Imagine turning on the news one morning and learning that the earth’s rotation is slowing; that today will be 56 minutes longer than yesterday. This is the premise of Karen Thompson Walker’s debut novel, The Age of Miracles.
“What had been familiar once became less and less so. How extraordinary it would seem to us eventually that our sun once set as predictably as clockwork. And how miraculous it would soon seem that I was once a happier girl, less lonely and less shy. But I guess every bygone era takes on a shade of myth. With a little persuasion, any familiar thing can turn abnormal in the mind.”
The story is told from the perspective of Julia, a middle school student coming of age in suburban California.
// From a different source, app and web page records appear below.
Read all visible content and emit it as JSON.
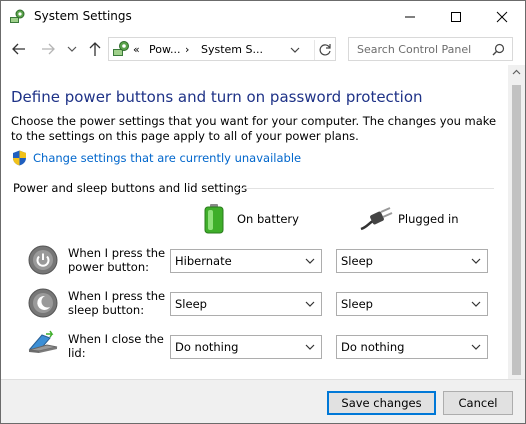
{
  "window": {
    "title": "System Settings",
    "buttons": {
      "minimize": "minimize",
      "maximize": "maximize",
      "close": "close"
    }
  },
  "address_bar": {
    "overflow": "«",
    "crumbs": [
      "Pow...",
      "System S..."
    ],
    "separator": "›",
    "search_placeholder": "Search Control Panel"
  },
  "page": {
    "title": "Define power buttons and turn on password protection",
    "description": "Choose the power settings that you want for your computer. The changes you make to the settings on this page apply to all of your power plans.",
    "change_link": "Change settings that are currently unavailable",
    "section_title": "Power and sleep buttons and lid settings",
    "columns": {
      "battery": "On battery",
      "plugged": "Plugged in"
    },
    "rows": [
      {
        "label": "When I press the power button:",
        "battery": "Hibernate",
        "plugged": "Sleep",
        "icon": "power-button-icon"
      },
      {
        "label": "When I press the sleep button:",
        "battery": "Sleep",
        "plugged": "Sleep",
        "icon": "sleep-button-icon"
      },
      {
        "label": "When I close the lid:",
        "battery": "Do nothing",
        "plugged": "Do nothing",
        "icon": "laptop-lid-icon"
      }
    ]
  },
  "footer": {
    "save": "Save changes",
    "cancel": "Cancel"
  },
  "colors": {
    "title_blue": "#1e3287",
    "link_blue": "#0066cc",
    "accent": "#0078d7"
  }
}
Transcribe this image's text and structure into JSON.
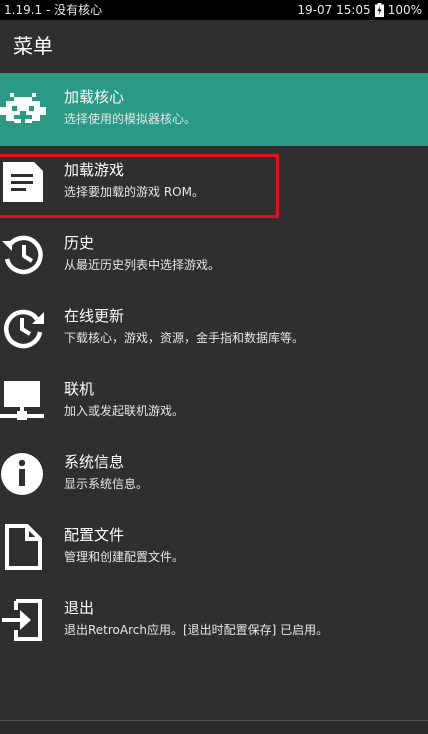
{
  "status_bar": {
    "left_text": "1.19.1 - 没有核心",
    "right_time": "19-07 15:05",
    "battery": "100%",
    "battery_icon": "battery-charging-icon"
  },
  "header": {
    "title": "菜单"
  },
  "menu": {
    "items": [
      {
        "label": "加载核心",
        "sublabel": "选择使用的模拟器核心。",
        "icon": "retroarch-invader-icon",
        "selected": true
      },
      {
        "label": "加载游戏",
        "sublabel": "选择要加载的游戏 ROM。",
        "icon": "document-icon",
        "highlighted": true
      },
      {
        "label": "历史",
        "sublabel": "从最近历史列表中选择游戏。",
        "icon": "history-icon"
      },
      {
        "label": "在线更新",
        "sublabel": "下载核心，游戏，资源，金手指和数据库等。",
        "icon": "update-icon"
      },
      {
        "label": "联机",
        "sublabel": "加入或发起联机游戏。",
        "icon": "netplay-icon"
      },
      {
        "label": "系统信息",
        "sublabel": "显示系统信息。",
        "icon": "info-icon"
      },
      {
        "label": "配置文件",
        "sublabel": "管理和创建配置文件。",
        "icon": "file-icon"
      },
      {
        "label": "退出",
        "sublabel": "退出RetroArch应用。[退出时配置保存] 已启用。",
        "icon": "exit-icon"
      }
    ]
  },
  "colors": {
    "selected_background": "#2a9a84",
    "highlight_border": "#d9141c",
    "background": "#2f2f2f"
  }
}
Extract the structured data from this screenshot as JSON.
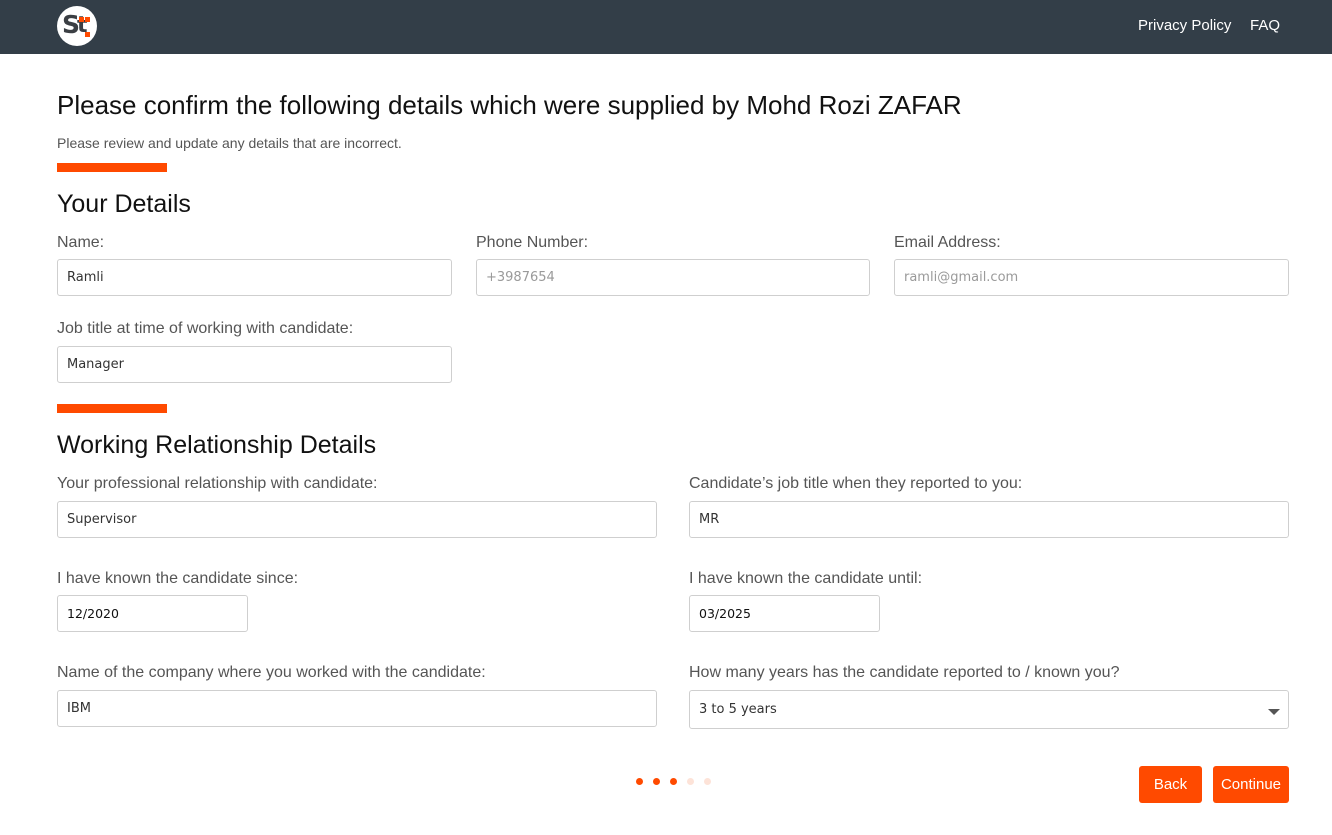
{
  "header": {
    "logo_text": "St",
    "nav": [
      "Privacy Policy",
      "FAQ"
    ],
    "background": "#333e48"
  },
  "page": {
    "title": "Please confirm the following details which were supplied by Mohd Rozi ZAFAR",
    "subtitle": "Please review and update any details that are incorrect."
  },
  "your_details": {
    "heading": "Your Details",
    "name": {
      "label": "Name:",
      "value": "Ramli"
    },
    "phone": {
      "label": "Phone Number:",
      "placeholder": "+3987654"
    },
    "email": {
      "label": "Email Address:",
      "placeholder": "ramli@gmail.com"
    },
    "job_title": {
      "label": "Job title at time of working with candidate:",
      "value": "Manager"
    }
  },
  "relationship": {
    "heading": "Working Relationship Details",
    "relationship": {
      "label": "Your professional relationship with candidate:",
      "value": "Supervisor"
    },
    "candidate_title": {
      "label": "Candidate’s job title when they reported to you:",
      "value": "MR"
    },
    "known_since": {
      "label": "I have known the candidate since:",
      "value": "12/2020"
    },
    "known_until": {
      "label": "I have known the candidate until:",
      "value": "03/2025"
    },
    "company": {
      "label": "Name of the company where you worked with the candidate:",
      "value": "IBM"
    },
    "years": {
      "label": "How many years has the candidate reported to / known you?",
      "value": "3 to 5 years"
    }
  },
  "progress": {
    "total_steps": 5,
    "completed_steps": 3
  },
  "actions": {
    "back": "Back",
    "continue": "Continue"
  },
  "colors": {
    "accent": "#ff4a00",
    "inactive_dot": "#fde3d8",
    "text": "#222222",
    "muted": "#555555"
  }
}
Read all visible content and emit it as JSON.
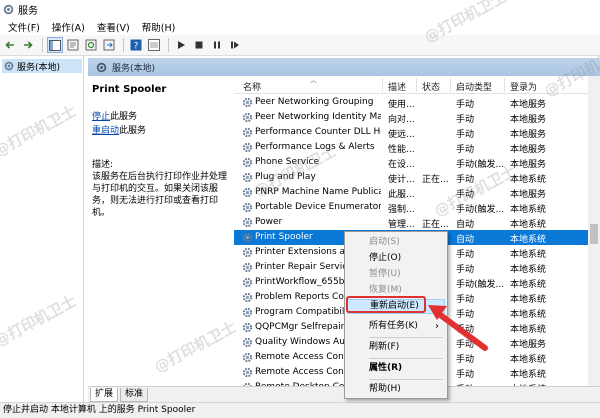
{
  "window": {
    "title": "服务"
  },
  "menubar": {
    "items": [
      "文件(F)",
      "操作(A)",
      "查看(V)",
      "帮助(H)"
    ]
  },
  "tree": {
    "root_label": "服务(本地)"
  },
  "panel": {
    "header": "服务(本地)"
  },
  "details": {
    "service_name": "Print Spooler",
    "stop_link": "停止",
    "stop_suffix": "此服务",
    "restart_link": "重启动",
    "restart_suffix": "此服务",
    "desc_label": "描述:",
    "desc_text": "该服务在后台执行打印作业并处理与打印机的交互。如果关闭该服务，则无法进行打印或查看打印机。"
  },
  "columns": [
    "名称",
    "描述",
    "状态",
    "启动类型",
    "登录为"
  ],
  "services": [
    {
      "name": "Peer Networking Grouping",
      "desc": "使用...",
      "status": "",
      "startup": "手动",
      "logon": "本地服务"
    },
    {
      "name": "Peer Networking Identity Ma...",
      "desc": "向对...",
      "status": "",
      "startup": "手动",
      "logon": "本地服务"
    },
    {
      "name": "Performance Counter DLL Ho...",
      "desc": "使远...",
      "status": "",
      "startup": "手动",
      "logon": "本地服务"
    },
    {
      "name": "Performance Logs & Alerts",
      "desc": "性能...",
      "status": "",
      "startup": "手动",
      "logon": "本地服务"
    },
    {
      "name": "Phone Service",
      "desc": "在设...",
      "status": "",
      "startup": "手动(触发...",
      "logon": "本地服务"
    },
    {
      "name": "Plug and Play",
      "desc": "使计...",
      "status": "正在...",
      "startup": "手动",
      "logon": "本地系统"
    },
    {
      "name": "PNRP Machine Name Publica...",
      "desc": "此服...",
      "status": "",
      "startup": "手动",
      "logon": "本地服务"
    },
    {
      "name": "Portable Device Enumerator ...",
      "desc": "强制...",
      "status": "",
      "startup": "手动(触发...",
      "logon": "本地系统"
    },
    {
      "name": "Power",
      "desc": "管理...",
      "status": "正在...",
      "startup": "自动",
      "logon": "本地系统"
    },
    {
      "name": "Print Spooler",
      "desc": "",
      "status": "",
      "startup": "自动",
      "logon": "本地系统"
    },
    {
      "name": "Printer Extensions and",
      "desc": "",
      "status": "",
      "startup": "手动",
      "logon": "本地系统"
    },
    {
      "name": "Printer Repair Service",
      "desc": "",
      "status": "",
      "startup": "手动",
      "logon": "本地系统"
    },
    {
      "name": "PrintWorkflow_655b9",
      "desc": "",
      "status": "",
      "startup": "手动(触发...",
      "logon": "本地系统"
    },
    {
      "name": "Problem Reports Con",
      "desc": "",
      "status": "",
      "startup": "手动",
      "logon": "本地系统"
    },
    {
      "name": "Program Compatibilit",
      "desc": "",
      "status": "",
      "startup": "手动",
      "logon": "本地系统"
    },
    {
      "name": "QQPCMgr Selfrepair",
      "desc": "",
      "status": "",
      "startup": "手动",
      "logon": "本地系统"
    },
    {
      "name": "Quality Windows Aud",
      "desc": "",
      "status": "",
      "startup": "手动",
      "logon": "本地服务"
    },
    {
      "name": "Remote Access Conn",
      "desc": "",
      "status": "",
      "startup": "手动",
      "logon": "本地系统"
    },
    {
      "name": "Remote Access Conn",
      "desc": "",
      "status": "",
      "startup": "手动",
      "logon": "本地系统"
    },
    {
      "name": "Remote Desktop Con",
      "desc": "",
      "status": "",
      "startup": "手动",
      "logon": "本地系统"
    }
  ],
  "selected_service": "Print Spooler",
  "context_menu": {
    "items": [
      {
        "label": "启动(S)",
        "state": "disabled"
      },
      {
        "label": "停止(O)",
        "state": "enabled"
      },
      {
        "label": "暂停(U)",
        "state": "disabled"
      },
      {
        "label": "恢复(M)",
        "state": "disabled"
      },
      {
        "label": "重新启动(E)",
        "state": "highlighted"
      },
      {
        "label": "所有任务(K)",
        "state": "submenu"
      },
      {
        "label": "刷新(F)",
        "state": "enabled"
      },
      {
        "label": "属性(R)",
        "state": "bold"
      },
      {
        "label": "帮助(H)",
        "state": "enabled"
      }
    ],
    "submenu_arrow": "›"
  },
  "bottom_tabs": [
    "扩展",
    "标准"
  ],
  "statusbar": {
    "text": "停止并启动 本地计算机 上的服务 Print Spooler"
  },
  "watermark": {
    "text": "@打印机卫士"
  },
  "colors": {
    "selection": "#0a78d7",
    "link": "#0645ad",
    "callout": "#e03030",
    "panel_header": "#bdd3ea"
  },
  "icons": [
    "services-app-icon",
    "back-arrow-icon",
    "forward-arrow-icon",
    "console-tree-icon",
    "properties-icon",
    "refresh-icon",
    "export-icon",
    "help-icon",
    "view-icon",
    "play-icon",
    "stop-icon",
    "pause-icon",
    "restart-icon",
    "gear-icon"
  ]
}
As the days grow progressively longer, the trials of junior high play out against the trauma of a dramatically changing planet.
“One soccer practice was canceled when a million ladybugs descended on the field at once. Even beauty, in abundance, turns creepy.”
As the earth slows, plant and animal life is disrupted. Birds struggle to fly, whales beach themselves in mass, insects thrive, grass dies, and coastal homes are abandoned in the face of rising tides. Fears about the world’s food supply prompt hording and the construction of backyard greenhouses.
“As obvious as the implications would be later, the effects of the plan were not immediately clear to me. What would become apparent soon enough was this: We would fall out of sync with the sun almost immediately. Light would be unhooked from day, darkness unchained from night. And not everyone would go along with the plan.”
In an effort to control a chaotic situation, the government announces its plan for “clock time.” Most people begin living by the standard 24-hour clock, making dawn a different experience each new day. Yet a minority of people known as “real-timers” resist the plan, choosing instead to live longer days, defined by the rising and setting of the sun. As the two communities quickly diverge, paranoia and suspicions rise.
“It was as if the slowing had slowed our judgment too, letting loose our inhibitions. But I’ve always felt that it should have produced the opposite effect. This much is certainly true: After the slowing, every action required a little more force than it used to. The physics had changed. Take, for example, the slightly increased drag of a hand on a knife or a finger on a trigger. From then on, we all had a little more time to decide what not to do. And who knows how fast a second-guess can travel? Who has ever measured the exact speed of regret? But the new gravity was not enough to overcome the pull of certain forces, more powerful, less known – no law of physics can account for desire.”
As the days lengthen, first to forty, eventually to sixty hours, physical and psychological effects of the slowing begin to manifest. “Slowing syndrome” is rampant, causing debilitating dizziness and lethargy. Julia’s mother struggles with the mysterious illness. The behavior of loved ones becomes erratic: Julia learns that her father is keeping secrets, her grandfather disappears, her best friend turns cold.
“For reasons we’ve never fully understood, the slowing – or its effects – altered the brain chemistry of certain people, disturbing most notably the fragile balance between impulse and control.”
I subscribe strongly to the practice of not finishing books that I do not find interesting, so as a result, most of the books I read are ones that I enjoy. What stood out for me about The Age of Miracles, besides its intriguing plot, were many of Walker’s phrasing choices. It’s rare that I read a book and am able to recall specific lines from it days after having finished the story. Accessible science fiction, told with the immediacy of first person narrative, The Age of Miracles should appeal to a wide range of readers. Appropriate for teens and adults, and a possible selection for book clubs.